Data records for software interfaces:
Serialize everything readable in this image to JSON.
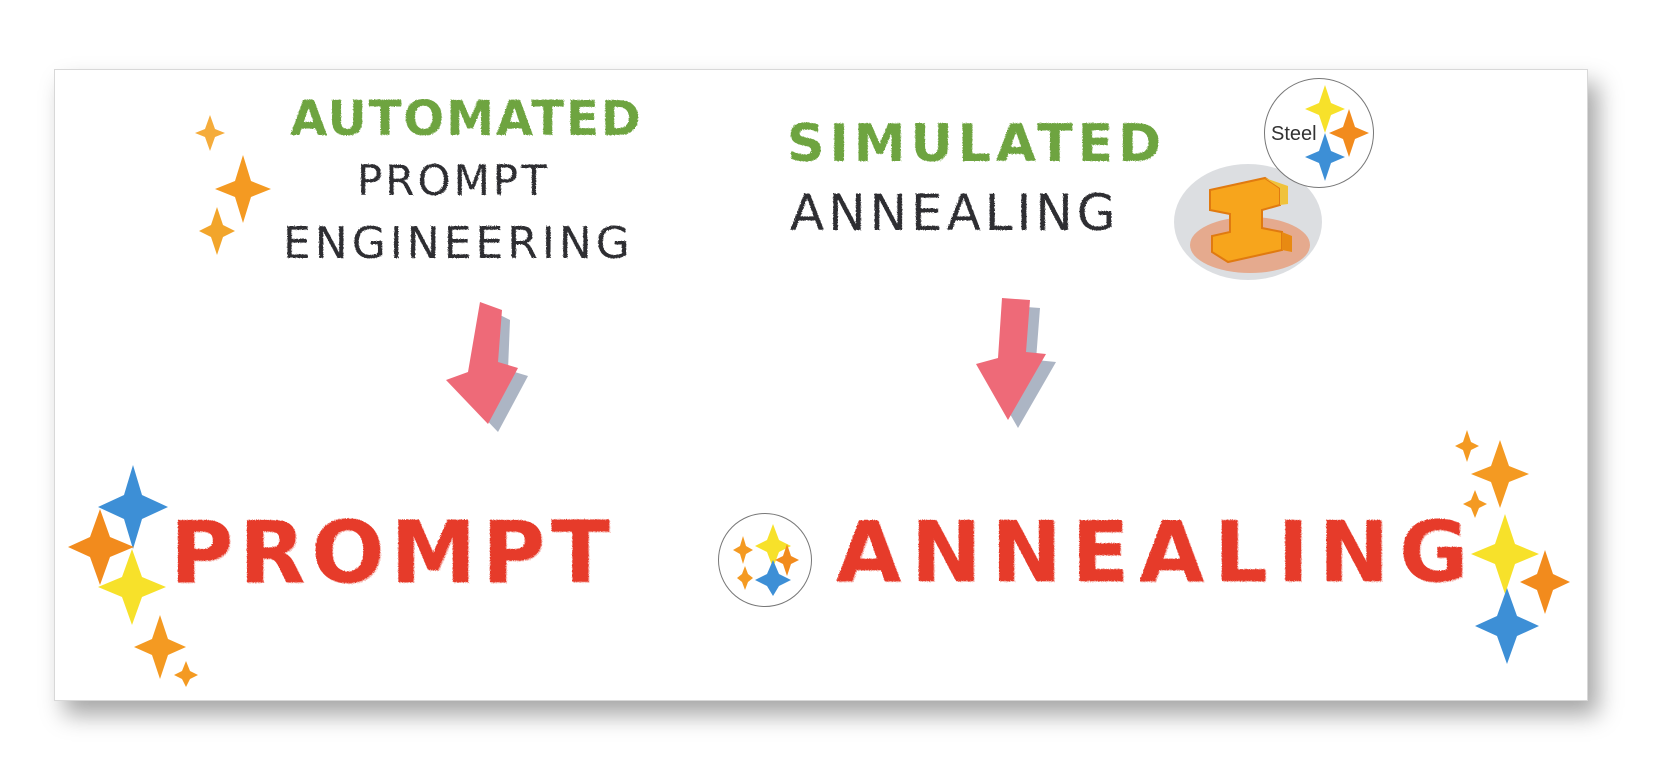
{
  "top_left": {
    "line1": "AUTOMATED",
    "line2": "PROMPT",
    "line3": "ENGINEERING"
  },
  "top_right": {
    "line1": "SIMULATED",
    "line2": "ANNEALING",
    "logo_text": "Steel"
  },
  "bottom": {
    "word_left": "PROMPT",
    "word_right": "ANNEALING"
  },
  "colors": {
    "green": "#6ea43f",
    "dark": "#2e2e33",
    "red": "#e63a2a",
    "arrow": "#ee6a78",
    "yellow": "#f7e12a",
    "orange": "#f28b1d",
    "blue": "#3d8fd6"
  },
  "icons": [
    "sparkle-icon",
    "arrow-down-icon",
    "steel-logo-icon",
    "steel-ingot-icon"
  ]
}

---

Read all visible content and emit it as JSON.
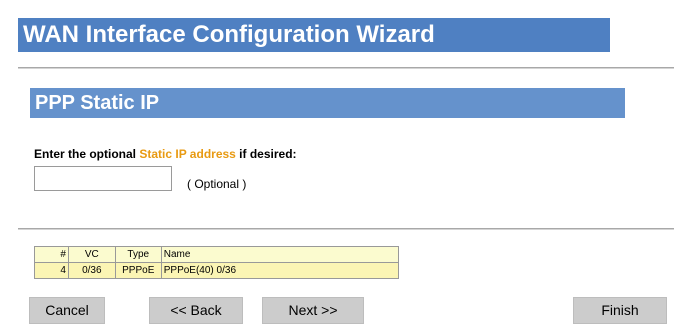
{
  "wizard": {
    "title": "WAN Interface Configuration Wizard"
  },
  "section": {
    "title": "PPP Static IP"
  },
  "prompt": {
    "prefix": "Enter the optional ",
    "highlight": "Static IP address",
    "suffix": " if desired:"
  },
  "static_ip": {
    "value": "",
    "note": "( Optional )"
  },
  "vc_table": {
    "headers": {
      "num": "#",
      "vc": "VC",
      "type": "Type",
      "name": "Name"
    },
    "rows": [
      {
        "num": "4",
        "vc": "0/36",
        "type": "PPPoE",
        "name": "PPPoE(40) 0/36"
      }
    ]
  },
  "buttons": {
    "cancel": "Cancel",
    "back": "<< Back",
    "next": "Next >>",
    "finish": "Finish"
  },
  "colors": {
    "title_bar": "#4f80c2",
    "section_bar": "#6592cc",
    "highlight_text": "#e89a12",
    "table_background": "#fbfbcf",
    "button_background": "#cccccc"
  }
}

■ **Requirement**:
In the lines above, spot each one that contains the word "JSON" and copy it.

■ **Exercise solution**:
Serialize everything readable in this image to JSON.
Read all visible content and emit it as JSON.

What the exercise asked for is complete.